To celebrate the publication of Book III, I’m putting Book I on special until Sunday May 25th. It is FREE!! All you have to do is download it off of Amazon. And of course leave me a good review on Amazon after you read and love the book. (Insert Shameless plug)

Seriously, I hope you take advantage and get Book one (The Purity of Blood Volume I) I’ve poured my soul into these books and have been gratified and humbled by the reaction I’ve received from my readers. A few years ago I started writing and in a million years never thought the day would come when I’d be pursuing a career as a writer. I always knew I had the talent, but I think I lacked the drive. Somewhere, I have no idea where, that drive just finally materialized in me. It was as if I suddenly at the age of 43 discovered what I wanted to be when I grew up. I guess I’m a later bloomer. But the point is that I’ve bloomed, Baby!

The cover is an image of The Old Lighthouse Museum in Stonington, CT where a lot of the action in the book takes place. A big thank you to the good people at the museum for graciously allowing me to use their fine establishment in my novel.  I hope you enjoy it!!

The Blood that Binds: The Purity of Blood Volume III

The Blood that Binds: The Purity of Blood Volume III

The Blood that Binds: The Purity of Blood Volume III

After a tumultuous first year at New Paltz University, summer’s finally here for Sara Donnelly … but she’s not exactly excited about it. Heading off to spend the next few months at home in Wading River should sound like a good thing, but it also means she’ll be parted from her fiancé Daniel until the fall.

After only a few weeks at home, the summer takes an unexpected turn when Sara’s pulled from her job to spend the remainder of her break with her brother Roger up in Connecticut. But something’s amiss in the small museum where Roger’s just been hired as the new curator. When one of his employees mysteriously goes missing, Sara happily comes to Roger’s rescue by agreeing to fill the vacancy. But spending time with Roger isn’t the only reason she’s happy. From the small museum inside the lighthouse perched on the edge of the sea, it’s only a short drive to where Daniel will be spending his vacation at her grandfather’s house in Rhode Island.

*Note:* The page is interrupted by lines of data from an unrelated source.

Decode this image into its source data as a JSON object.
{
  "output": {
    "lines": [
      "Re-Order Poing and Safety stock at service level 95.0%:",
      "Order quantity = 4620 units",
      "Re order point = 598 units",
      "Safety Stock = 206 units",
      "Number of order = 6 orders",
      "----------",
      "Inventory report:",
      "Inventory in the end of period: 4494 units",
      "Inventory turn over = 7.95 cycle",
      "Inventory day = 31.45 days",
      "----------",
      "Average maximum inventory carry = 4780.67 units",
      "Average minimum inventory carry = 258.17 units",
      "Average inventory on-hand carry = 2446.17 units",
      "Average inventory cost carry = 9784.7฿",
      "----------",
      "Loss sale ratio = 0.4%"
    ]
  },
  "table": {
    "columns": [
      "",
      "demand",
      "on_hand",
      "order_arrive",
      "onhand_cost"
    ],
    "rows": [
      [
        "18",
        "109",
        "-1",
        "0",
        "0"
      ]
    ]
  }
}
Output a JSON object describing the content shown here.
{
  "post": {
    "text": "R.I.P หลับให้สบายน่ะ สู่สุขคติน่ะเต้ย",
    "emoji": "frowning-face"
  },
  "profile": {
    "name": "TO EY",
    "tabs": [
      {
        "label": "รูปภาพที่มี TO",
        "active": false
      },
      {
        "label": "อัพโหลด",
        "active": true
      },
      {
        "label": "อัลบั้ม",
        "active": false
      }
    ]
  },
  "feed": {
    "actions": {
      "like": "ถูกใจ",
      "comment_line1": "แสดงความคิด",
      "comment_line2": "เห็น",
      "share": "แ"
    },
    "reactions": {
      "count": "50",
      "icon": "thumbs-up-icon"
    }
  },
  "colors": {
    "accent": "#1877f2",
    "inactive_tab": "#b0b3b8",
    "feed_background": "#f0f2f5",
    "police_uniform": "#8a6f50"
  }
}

Shortly after her arrival in Stonington, Sara finds things in the small seaside borough of Connecticut are not exactly what she’d expected. Roger’s unwittingly fallen into company with an ancient secret society bent of defending their ancestral lands from any and all vampires. Over his head and worried he’s unexpectedly brought Sara into harms way, Roger quickly realizes his shadowy new boss has designs on his beautiful little sister.

Caught in between two worlds, Sara has to find a way to keep the love of her life alive as well as decide exactly how much she’s willing to divulge to her big brother about the vampire that’s about to marry into the family.

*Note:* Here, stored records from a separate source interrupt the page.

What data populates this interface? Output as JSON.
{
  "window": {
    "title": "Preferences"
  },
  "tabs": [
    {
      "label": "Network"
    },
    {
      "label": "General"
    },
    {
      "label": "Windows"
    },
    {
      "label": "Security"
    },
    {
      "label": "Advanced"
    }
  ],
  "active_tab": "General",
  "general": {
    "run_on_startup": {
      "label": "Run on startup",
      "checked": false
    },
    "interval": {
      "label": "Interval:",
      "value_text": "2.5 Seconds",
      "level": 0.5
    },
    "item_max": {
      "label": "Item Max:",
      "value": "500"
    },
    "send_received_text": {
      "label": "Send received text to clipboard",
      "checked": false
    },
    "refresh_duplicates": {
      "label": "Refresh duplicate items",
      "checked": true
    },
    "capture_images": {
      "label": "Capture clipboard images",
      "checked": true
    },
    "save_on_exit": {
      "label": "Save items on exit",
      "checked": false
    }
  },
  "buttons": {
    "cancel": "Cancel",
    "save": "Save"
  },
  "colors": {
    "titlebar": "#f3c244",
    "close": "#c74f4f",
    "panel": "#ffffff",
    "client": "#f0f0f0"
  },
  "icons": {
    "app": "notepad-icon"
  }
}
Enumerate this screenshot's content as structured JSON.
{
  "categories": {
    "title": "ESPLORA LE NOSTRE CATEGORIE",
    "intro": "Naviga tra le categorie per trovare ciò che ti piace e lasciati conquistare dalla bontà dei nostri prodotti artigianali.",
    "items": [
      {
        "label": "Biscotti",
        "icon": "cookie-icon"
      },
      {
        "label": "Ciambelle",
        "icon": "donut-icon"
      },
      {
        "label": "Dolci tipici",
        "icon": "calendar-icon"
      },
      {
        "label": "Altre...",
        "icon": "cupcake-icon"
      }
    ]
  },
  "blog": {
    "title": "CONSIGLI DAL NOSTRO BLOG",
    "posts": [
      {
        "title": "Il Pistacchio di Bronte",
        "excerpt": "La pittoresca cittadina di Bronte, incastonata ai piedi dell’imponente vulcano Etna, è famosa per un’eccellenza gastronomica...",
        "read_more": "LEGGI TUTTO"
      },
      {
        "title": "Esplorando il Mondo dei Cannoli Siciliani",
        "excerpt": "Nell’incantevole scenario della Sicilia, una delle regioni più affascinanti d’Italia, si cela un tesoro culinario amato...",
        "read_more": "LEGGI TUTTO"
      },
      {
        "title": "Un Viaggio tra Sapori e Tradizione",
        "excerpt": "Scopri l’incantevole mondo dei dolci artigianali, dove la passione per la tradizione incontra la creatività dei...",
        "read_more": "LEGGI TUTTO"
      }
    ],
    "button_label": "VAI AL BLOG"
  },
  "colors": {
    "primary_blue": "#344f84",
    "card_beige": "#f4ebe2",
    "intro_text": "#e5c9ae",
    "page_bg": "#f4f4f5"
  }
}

Photo of Russell Wells (1780-1859) son of Randall Wells of Hopkinton May 20, 2014

Filed under: Uncategorized — jgeoghan @ 7:20 pm

So as a follow up to my post of a few days ago, I heard back from the person I contacted on ancestry.com about the photo of Russell Wells, my third great grandfather.  They said that they had an original copy of the photo and that it appeared to have been taken at the same studio in Westerly as the photo of Russell’s son Jonathan that they had.  Written on the back of the photo was Uncle Russell and since there aren’t any other candidates for an “uncle” Russell, I think it’s a safe bet this photo is of Russell Wells (1780-1859) Son of Randall Wells and husband of Lydia Rogers Crandall.

If anyone out there has other photos of Russell that we could compare this one to and get some confirmation, that would be wonderful.  I’d love it if all the distant Wells cousins could share their old photos here.  If you have any old photos that I could post, that would be wonderful.  Please feel free to email them to me at jegeoghan@hotmail.com.

Here’s the photo of Russell Wells.  Can anyone out there confirm/deny this is him??


Russell Wells